▶ **MATERIALS PROVIDED**:
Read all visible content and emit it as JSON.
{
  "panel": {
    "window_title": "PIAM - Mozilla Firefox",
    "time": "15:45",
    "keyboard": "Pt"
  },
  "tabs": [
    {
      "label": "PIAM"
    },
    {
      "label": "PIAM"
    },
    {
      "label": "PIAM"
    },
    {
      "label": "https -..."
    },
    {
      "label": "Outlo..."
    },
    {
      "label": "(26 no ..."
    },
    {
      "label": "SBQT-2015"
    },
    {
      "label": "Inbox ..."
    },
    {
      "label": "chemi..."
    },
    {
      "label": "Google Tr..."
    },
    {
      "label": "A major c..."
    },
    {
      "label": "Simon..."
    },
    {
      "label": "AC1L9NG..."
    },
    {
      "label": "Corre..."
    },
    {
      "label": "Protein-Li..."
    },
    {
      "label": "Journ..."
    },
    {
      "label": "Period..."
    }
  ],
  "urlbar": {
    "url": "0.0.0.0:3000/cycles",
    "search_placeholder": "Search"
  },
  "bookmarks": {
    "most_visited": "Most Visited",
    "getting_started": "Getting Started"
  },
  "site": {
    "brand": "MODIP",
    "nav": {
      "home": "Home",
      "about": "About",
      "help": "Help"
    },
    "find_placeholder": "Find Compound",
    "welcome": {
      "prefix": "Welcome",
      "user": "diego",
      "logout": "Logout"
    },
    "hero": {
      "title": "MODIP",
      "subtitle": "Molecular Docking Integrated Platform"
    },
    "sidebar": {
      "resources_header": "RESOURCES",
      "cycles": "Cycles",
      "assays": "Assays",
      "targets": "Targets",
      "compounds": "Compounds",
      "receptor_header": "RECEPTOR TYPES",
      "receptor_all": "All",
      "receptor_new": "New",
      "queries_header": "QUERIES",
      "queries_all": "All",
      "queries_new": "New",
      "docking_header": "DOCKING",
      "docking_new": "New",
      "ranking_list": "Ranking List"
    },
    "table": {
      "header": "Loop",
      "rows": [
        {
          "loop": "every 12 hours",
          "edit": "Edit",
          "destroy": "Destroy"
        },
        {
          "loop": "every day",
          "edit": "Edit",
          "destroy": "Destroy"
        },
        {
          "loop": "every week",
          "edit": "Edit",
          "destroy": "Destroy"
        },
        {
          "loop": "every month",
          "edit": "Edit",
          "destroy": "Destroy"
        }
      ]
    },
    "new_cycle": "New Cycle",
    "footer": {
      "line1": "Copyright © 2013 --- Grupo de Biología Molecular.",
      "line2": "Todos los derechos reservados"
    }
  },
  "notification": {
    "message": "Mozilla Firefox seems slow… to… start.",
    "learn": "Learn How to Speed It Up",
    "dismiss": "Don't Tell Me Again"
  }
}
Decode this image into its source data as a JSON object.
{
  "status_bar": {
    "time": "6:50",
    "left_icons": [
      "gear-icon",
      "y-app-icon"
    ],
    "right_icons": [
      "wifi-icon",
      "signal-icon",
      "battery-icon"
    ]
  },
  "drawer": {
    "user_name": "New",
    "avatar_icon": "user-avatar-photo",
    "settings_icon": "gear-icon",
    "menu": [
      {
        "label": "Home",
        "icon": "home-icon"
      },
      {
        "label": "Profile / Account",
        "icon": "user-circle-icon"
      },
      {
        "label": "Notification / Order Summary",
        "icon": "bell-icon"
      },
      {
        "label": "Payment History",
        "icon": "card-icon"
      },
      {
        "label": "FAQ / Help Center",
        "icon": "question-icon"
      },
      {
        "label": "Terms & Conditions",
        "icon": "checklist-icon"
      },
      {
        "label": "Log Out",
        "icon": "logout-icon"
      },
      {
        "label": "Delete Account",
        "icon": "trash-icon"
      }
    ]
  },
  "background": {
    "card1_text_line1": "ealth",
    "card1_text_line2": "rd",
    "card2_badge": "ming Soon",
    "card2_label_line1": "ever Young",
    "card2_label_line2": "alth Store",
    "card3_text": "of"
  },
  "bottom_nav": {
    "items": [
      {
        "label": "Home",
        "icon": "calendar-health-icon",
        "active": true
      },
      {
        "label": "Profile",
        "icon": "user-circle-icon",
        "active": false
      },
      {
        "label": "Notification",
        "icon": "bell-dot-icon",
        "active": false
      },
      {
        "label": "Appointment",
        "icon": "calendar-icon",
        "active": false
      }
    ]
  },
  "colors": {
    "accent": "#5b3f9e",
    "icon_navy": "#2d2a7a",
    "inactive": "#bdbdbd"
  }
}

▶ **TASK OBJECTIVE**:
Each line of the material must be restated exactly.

▶ **WRITTEN SOLUTION**:
Read all visible content and emit it as JSON.
{
  "panel": {
    "window_title": "PIAM - Mozilla Firefox",
    "time": "15:45",
    "keyboard": "Pt"
  },
  "tabs": [
    {
      "label": "PIAM"
    },
    {
      "label": "PIAM"
    },
    {
      "label": "PIAM"
    },
    {
      "label": "https -..."
    },
    {
      "label": "Outlo..."
    },
    {
      "label": "(26 no ..."
    },
    {
      "label": "SBQT-2015"
    },
    {
      "label": "Inbox ..."
    },
    {
      "label": "chemi..."
    },
    {
      "label": "Google Tr..."
    },
    {
      "label": "A major c..."
    },
    {
      "label": "Simon..."
    },
    {
      "label": "AC1L9NG..."
    },
    {
      "label": "Corre..."
    },
    {
      "label": "Protein-Li..."
    },
    {
      "label": "Journ..."
    },
    {
      "label": "Period..."
    }
  ],
  "urlbar": {
    "url": "0.0.0.0:3000/cycles",
    "search_placeholder": "Search"
  },
  "bookmarks": {
    "most_visited": "Most Visited",
    "getting_started": "Getting Started"
  },
  "site": {
    "brand": "MODIP",
    "nav": {
      "home": "Home",
      "about": "About",
      "help": "Help"
    },
    "find_placeholder": "Find Compound",
    "welcome": {
      "prefix": "Welcome",
      "user": "diego",
      "logout": "Logout"
    },
    "hero": {
      "title": "MODIP",
      "subtitle": "Molecular Docking Integrated Platform"
    },
    "sidebar": {
      "resources_header": "RESOURCES",
      "cycles": "Cycles",
      "assays": "Assays",
      "targets": "Targets",
      "compounds": "Compounds",
      "receptor_header": "RECEPTOR TYPES",
      "receptor_all": "All",
      "receptor_new": "New",
      "queries_header": "QUERIES",
      "queries_all": "All",
      "queries_new": "New",
      "docking_header": "DOCKING",
      "docking_new": "New",
      "ranking_list": "Ranking List"
    },
    "table": {
      "header": "Loop",
      "rows": [
        {
          "loop": "every 12 hours",
          "edit": "Edit",
          "destroy": "Destroy"
        },
        {
          "loop": "every day",
          "edit": "Edit",
          "destroy": "Destroy"
        },
        {
          "loop": "every week",
          "edit": "Edit",
          "destroy": "Destroy"
        },
        {
          "loop": "every month",
          "edit": "Edit",
          "destroy": "Destroy"
        }
      ]
    },
    "new_cycle": "New Cycle",
    "footer": {
      "line1": "Copyright © 2013 --- Grupo de Biología Molecular.",
      "line2": "Todos los derechos reservados"
    }
  },
  "notification": {
    "message": "Mozilla Firefox seems slow… to… start.",
    "learn": "Learn How to Speed It Up",
    "dismiss": "Don't Tell Me Again"
  }
}
Decode this image into its source data as a JSON object.
{
  "status_bar": {
    "time": "6:50",
    "left_icons": [
      "gear-icon",
      "y-app-icon"
    ],
    "right_icons": [
      "wifi-icon",
      "signal-icon",
      "battery-icon"
    ]
  },
  "drawer": {
    "user_name": "New",
    "avatar_icon": "user-avatar-photo",
    "settings_icon": "gear-icon",
    "menu": [
      {
        "label": "Home",
        "icon": "home-icon"
      },
      {
        "label": "Profile / Account",
        "icon": "user-circle-icon"
      },
      {
        "label": "Notification / Order Summary",
        "icon": "bell-icon"
      },
      {
        "label": "Payment History",
        "icon": "card-icon"
      },
      {
        "label": "FAQ / Help Center",
        "icon": "question-icon"
      },
      {
        "label": "Terms & Conditions",
        "icon": "checklist-icon"
      },
      {
        "label": "Log Out",
        "icon": "logout-icon"
      },
      {
        "label": "Delete Account",
        "icon": "trash-icon"
      }
    ]
  },
  "background": {
    "card1_text_line1": "ealth",
    "card1_text_line2": "rd",
    "card2_badge": "ming Soon",
    "card2_label_line1": "ever Young",
    "card2_label_line2": "alth Store",
    "card3_text": "of"
  },
  "bottom_nav": {
    "items": [
      {
        "label": "Home",
        "icon": "calendar-health-icon",
        "active": true
      },
      {
        "label": "Profile",
        "icon": "user-circle-icon",
        "active": false
      },
      {
        "label": "Notification",
        "icon": "bell-dot-icon",
        "active": false
      },
      {
        "label": "Appointment",
        "icon": "calendar-icon",
        "active": false
      }
    ]
  },
  "colors": {
    "accent": "#5b3f9e",
    "icon_navy": "#2d2a7a",
    "inactive": "#bdbdbd"
  }
}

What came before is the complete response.